▸ **DATA FOR ANALYSIS**
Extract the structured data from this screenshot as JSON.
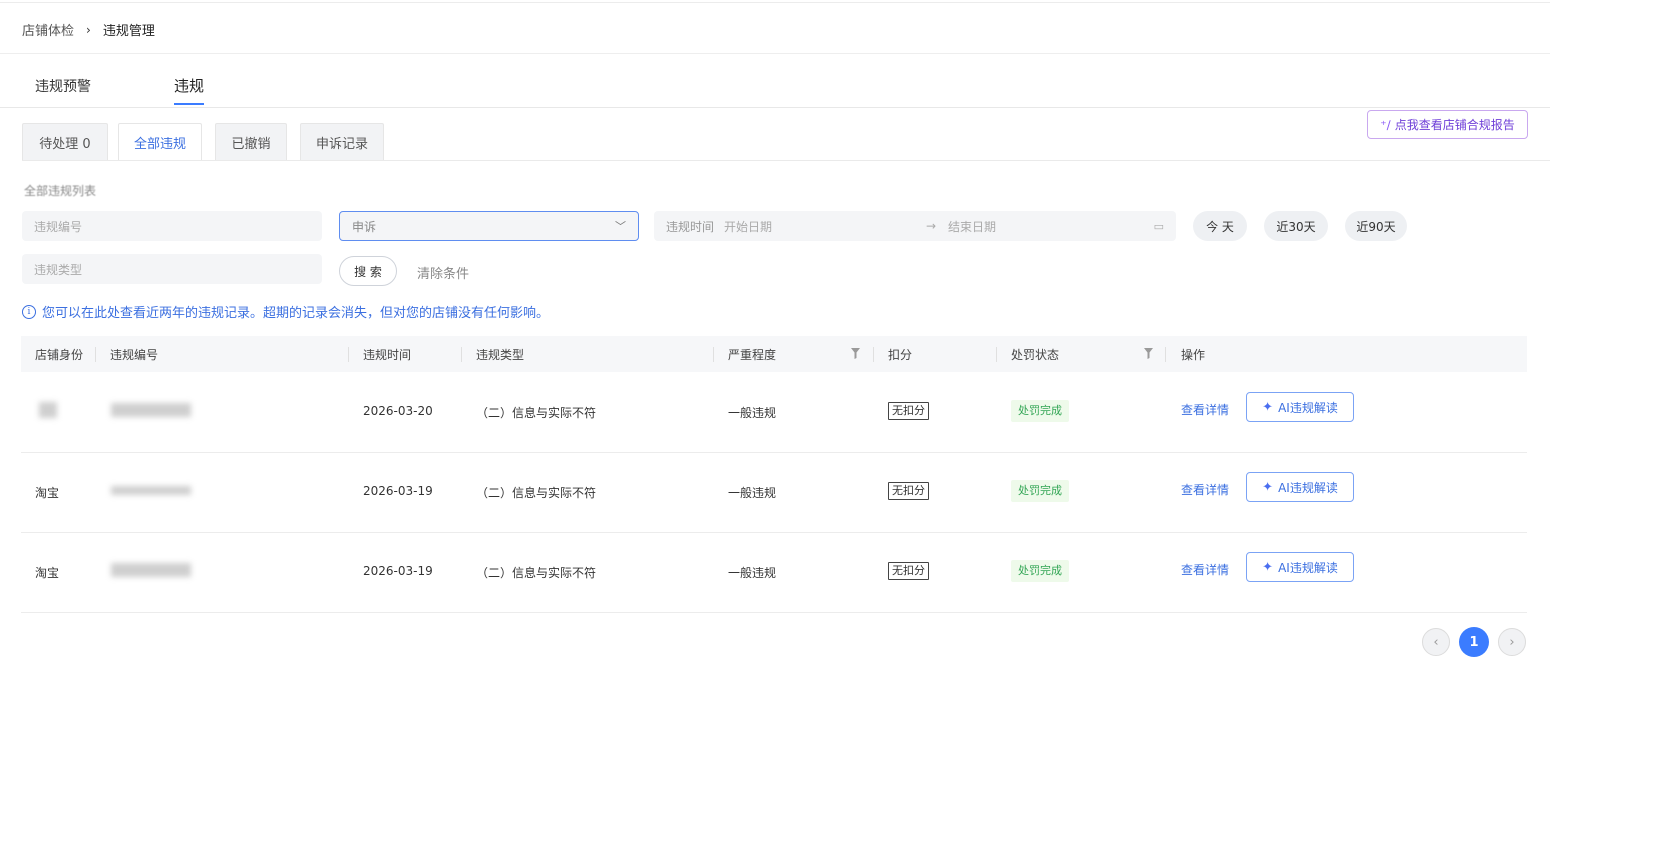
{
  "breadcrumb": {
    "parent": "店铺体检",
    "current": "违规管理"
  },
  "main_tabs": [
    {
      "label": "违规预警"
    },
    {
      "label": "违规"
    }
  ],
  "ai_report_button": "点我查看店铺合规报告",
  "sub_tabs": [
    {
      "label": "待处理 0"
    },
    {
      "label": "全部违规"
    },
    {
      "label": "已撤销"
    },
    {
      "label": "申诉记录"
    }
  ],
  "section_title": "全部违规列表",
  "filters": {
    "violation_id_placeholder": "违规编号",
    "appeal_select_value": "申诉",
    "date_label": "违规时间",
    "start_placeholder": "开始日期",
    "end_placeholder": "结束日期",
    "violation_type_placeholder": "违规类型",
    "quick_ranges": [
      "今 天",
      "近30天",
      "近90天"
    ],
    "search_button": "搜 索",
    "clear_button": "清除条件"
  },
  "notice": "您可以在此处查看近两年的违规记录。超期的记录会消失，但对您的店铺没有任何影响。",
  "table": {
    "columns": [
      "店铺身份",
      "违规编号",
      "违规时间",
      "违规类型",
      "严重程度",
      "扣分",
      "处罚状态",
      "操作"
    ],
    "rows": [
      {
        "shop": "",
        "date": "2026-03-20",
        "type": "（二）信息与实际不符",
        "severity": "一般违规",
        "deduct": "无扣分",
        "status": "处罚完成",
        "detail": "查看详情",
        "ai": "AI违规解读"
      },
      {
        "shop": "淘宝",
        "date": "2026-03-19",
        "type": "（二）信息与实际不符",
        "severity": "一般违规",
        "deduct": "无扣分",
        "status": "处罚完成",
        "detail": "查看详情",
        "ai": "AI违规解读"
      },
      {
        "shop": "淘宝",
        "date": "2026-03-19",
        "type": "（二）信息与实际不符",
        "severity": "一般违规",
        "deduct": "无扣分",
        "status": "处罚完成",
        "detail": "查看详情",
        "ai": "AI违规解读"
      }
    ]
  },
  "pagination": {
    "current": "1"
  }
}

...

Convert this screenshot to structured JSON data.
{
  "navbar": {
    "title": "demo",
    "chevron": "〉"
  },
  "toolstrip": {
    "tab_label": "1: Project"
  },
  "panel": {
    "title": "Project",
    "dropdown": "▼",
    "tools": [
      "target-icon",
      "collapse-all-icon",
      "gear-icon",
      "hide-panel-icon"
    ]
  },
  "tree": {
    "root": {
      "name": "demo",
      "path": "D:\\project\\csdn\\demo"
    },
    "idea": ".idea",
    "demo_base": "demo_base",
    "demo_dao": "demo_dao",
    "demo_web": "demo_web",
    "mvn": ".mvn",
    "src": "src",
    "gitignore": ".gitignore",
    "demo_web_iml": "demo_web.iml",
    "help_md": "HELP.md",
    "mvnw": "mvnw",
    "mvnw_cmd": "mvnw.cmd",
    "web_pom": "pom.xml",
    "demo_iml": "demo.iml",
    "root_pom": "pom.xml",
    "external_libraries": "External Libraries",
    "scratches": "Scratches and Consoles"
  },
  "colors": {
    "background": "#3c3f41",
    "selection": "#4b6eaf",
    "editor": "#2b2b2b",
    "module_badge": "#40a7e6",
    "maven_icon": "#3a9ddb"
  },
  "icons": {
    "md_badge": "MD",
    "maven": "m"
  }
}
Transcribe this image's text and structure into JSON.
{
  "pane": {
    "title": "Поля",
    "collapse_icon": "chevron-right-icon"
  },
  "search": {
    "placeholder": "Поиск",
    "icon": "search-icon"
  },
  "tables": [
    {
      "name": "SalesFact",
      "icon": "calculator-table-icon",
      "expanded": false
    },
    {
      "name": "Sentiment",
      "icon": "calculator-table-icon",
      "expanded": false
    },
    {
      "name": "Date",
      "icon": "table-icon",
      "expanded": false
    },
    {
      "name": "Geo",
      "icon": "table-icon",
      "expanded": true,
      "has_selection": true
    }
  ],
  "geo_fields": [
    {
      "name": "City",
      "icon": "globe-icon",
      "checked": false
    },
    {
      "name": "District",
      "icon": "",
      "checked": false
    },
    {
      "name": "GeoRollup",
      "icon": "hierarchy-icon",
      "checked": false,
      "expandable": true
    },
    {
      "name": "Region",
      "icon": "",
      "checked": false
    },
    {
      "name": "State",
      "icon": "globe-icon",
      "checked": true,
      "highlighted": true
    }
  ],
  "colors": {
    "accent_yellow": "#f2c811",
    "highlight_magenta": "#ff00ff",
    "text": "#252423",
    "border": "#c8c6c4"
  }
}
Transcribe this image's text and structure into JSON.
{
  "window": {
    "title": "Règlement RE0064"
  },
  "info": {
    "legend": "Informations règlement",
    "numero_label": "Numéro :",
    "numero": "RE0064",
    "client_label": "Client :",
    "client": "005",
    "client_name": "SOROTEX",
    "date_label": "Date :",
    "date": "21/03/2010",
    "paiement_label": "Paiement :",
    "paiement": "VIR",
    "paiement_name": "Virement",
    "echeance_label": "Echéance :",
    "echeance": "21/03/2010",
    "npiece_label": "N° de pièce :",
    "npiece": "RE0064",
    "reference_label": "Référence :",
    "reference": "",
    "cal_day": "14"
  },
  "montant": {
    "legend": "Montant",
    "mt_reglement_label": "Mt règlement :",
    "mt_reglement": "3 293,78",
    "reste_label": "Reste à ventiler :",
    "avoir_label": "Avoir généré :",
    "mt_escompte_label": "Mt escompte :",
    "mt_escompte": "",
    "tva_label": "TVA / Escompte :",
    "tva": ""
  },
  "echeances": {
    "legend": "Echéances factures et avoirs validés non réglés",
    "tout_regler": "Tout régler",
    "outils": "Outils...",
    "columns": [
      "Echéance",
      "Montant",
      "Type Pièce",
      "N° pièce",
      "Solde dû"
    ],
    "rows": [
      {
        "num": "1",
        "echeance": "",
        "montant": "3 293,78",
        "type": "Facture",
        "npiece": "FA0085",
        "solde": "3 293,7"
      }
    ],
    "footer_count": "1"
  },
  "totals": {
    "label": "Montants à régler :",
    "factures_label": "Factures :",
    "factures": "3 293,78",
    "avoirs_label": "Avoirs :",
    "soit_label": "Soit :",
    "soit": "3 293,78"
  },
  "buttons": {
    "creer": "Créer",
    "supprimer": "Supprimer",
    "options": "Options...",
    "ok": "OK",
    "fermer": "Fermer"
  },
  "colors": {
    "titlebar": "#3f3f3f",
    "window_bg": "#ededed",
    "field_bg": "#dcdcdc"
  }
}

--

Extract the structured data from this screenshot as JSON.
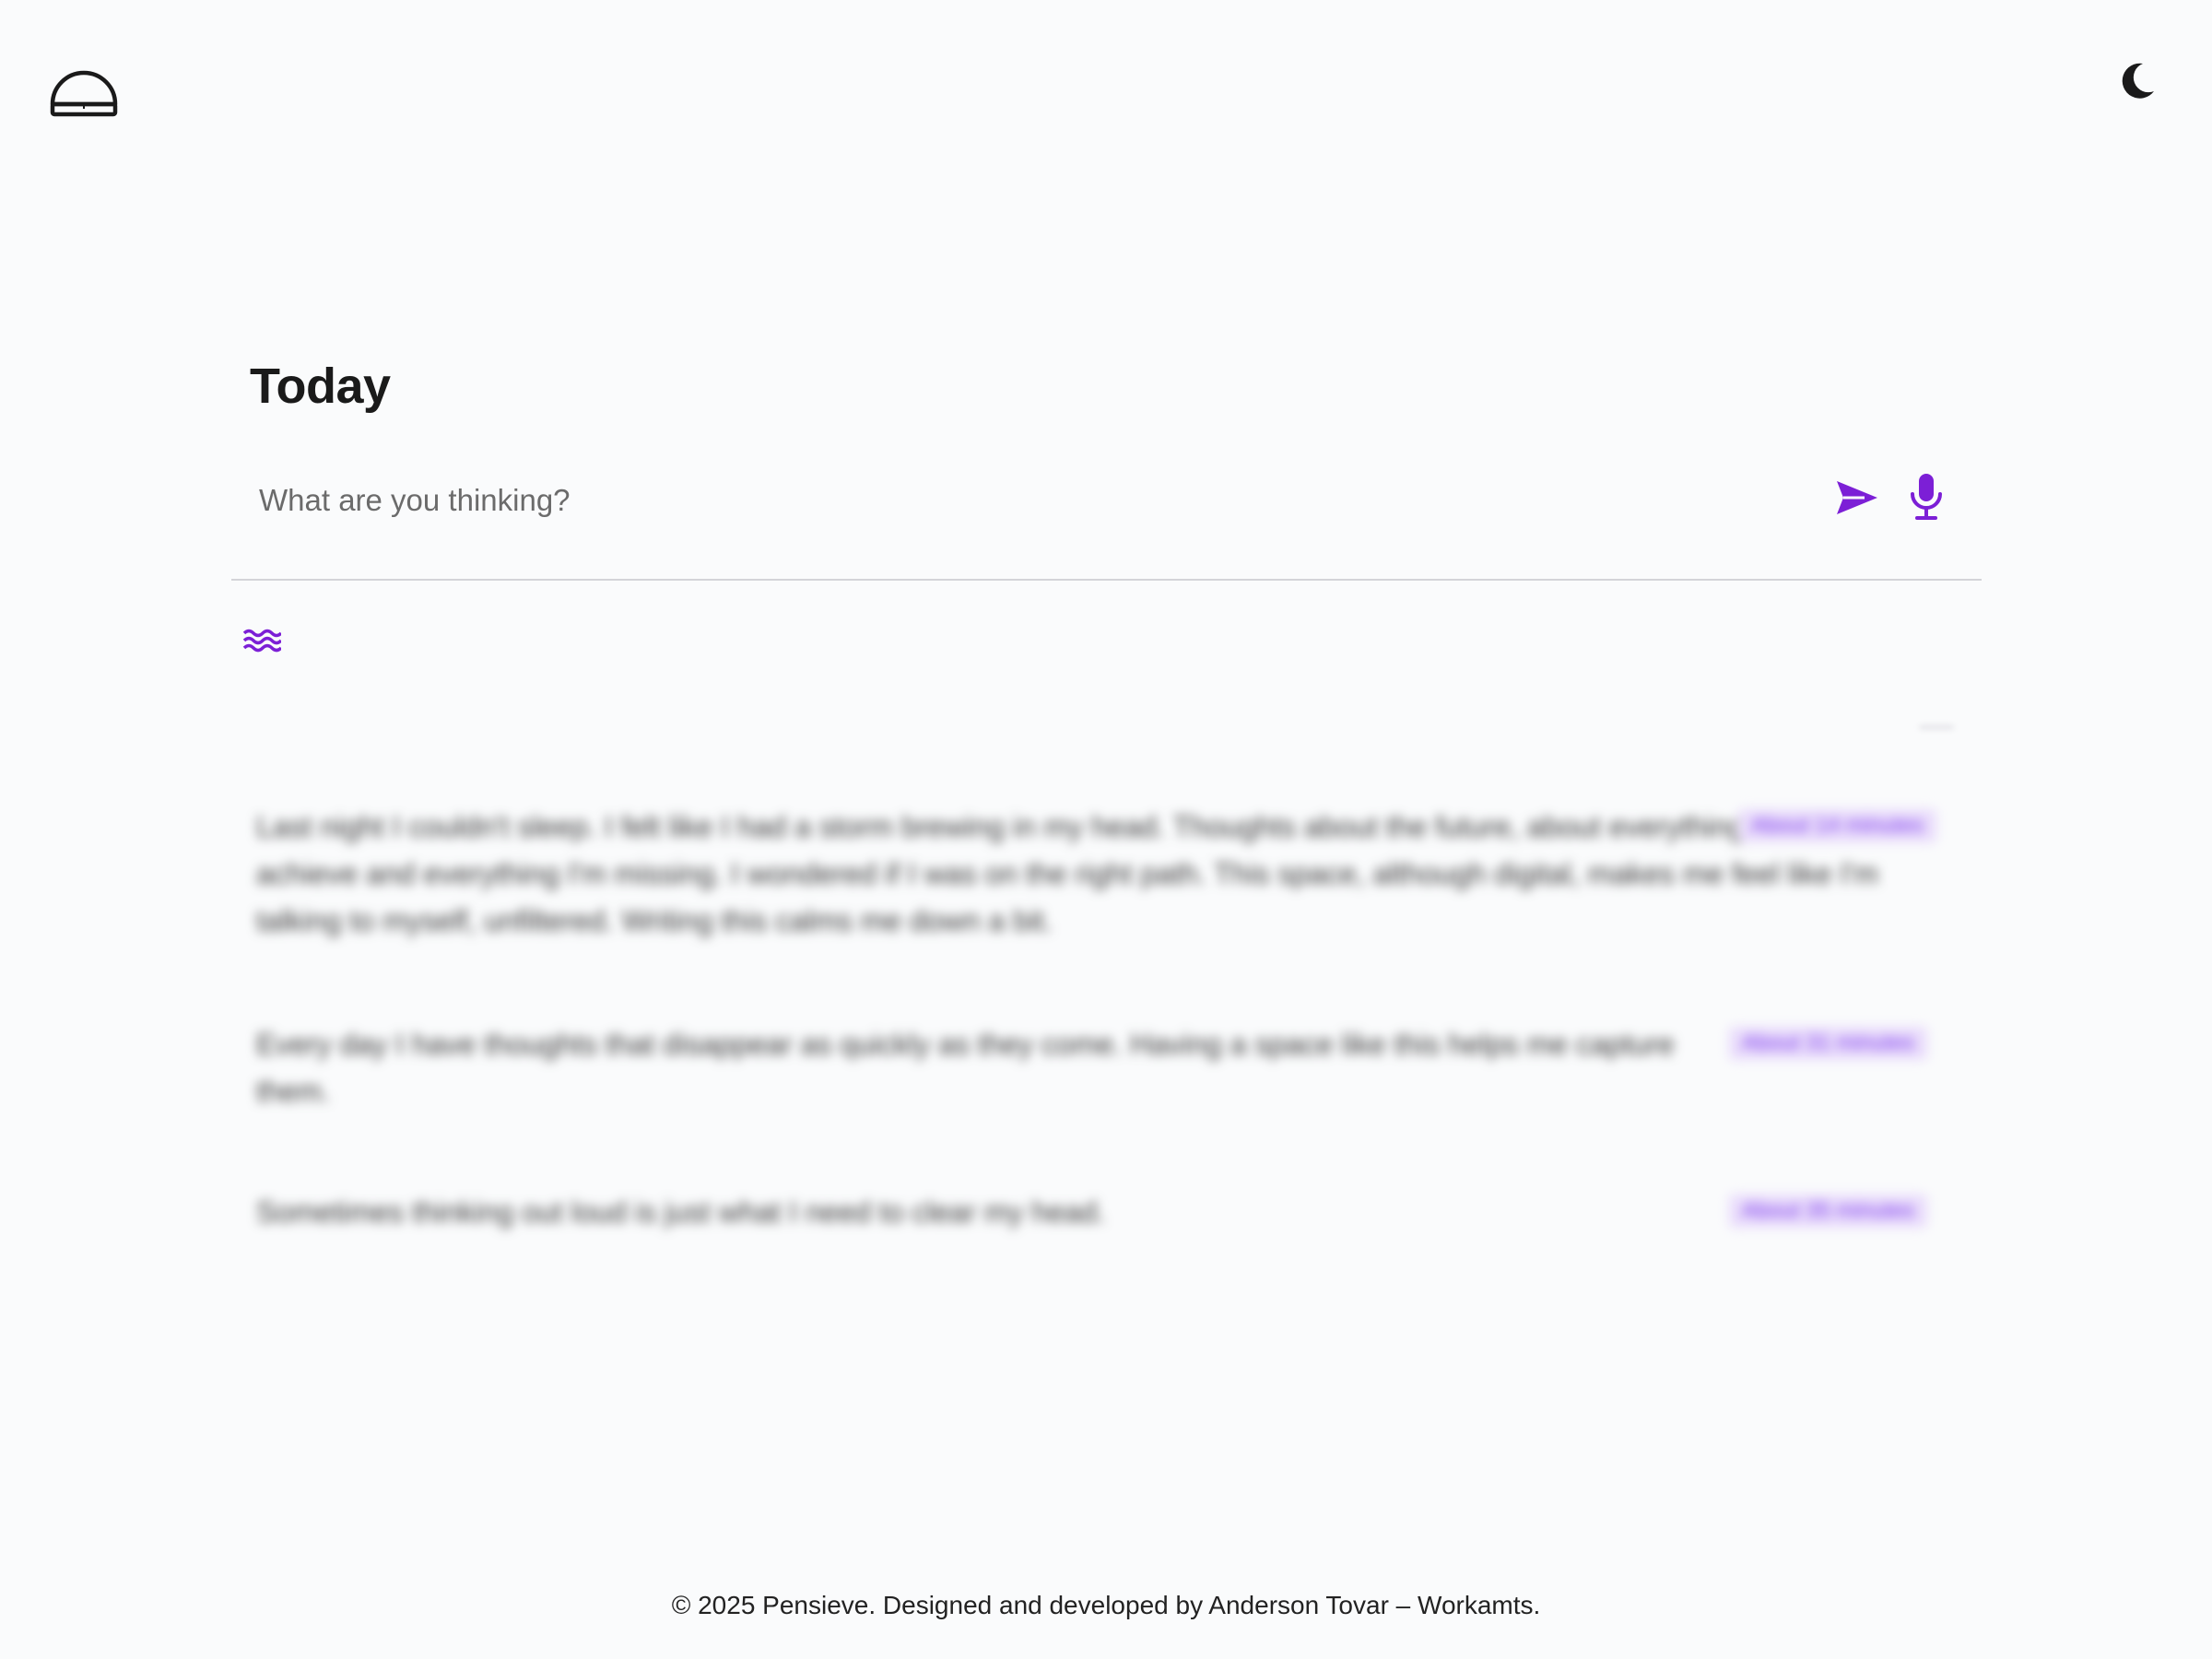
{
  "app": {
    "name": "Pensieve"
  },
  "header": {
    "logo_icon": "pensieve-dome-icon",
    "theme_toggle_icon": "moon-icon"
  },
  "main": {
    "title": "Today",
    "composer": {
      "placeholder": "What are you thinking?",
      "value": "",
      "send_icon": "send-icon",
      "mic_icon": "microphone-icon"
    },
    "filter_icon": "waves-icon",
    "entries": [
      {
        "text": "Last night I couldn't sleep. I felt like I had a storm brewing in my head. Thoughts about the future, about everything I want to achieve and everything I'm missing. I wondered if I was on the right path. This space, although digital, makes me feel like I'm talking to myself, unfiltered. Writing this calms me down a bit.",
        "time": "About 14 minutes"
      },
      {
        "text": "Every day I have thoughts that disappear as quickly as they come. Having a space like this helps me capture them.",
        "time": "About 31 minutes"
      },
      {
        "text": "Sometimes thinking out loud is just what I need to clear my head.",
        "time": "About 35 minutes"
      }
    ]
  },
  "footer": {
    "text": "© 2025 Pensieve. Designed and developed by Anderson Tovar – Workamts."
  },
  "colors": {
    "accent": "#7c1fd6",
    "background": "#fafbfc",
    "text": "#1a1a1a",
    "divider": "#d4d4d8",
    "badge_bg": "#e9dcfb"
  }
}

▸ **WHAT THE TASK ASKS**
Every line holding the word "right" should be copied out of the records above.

▸ **RESPONSE**
    "collapse_icon": "chevron-right-icon"
        "text": "Last night I couldn't sleep. I felt like I had a storm brewing in my head. Thoughts about the future, about everything I want to achieve and everything I'm missing. I wondered if I was on the right path. This space, although digital, makes me feel like I'm talking to myself, unfiltered. Writing this calms me down a bit.",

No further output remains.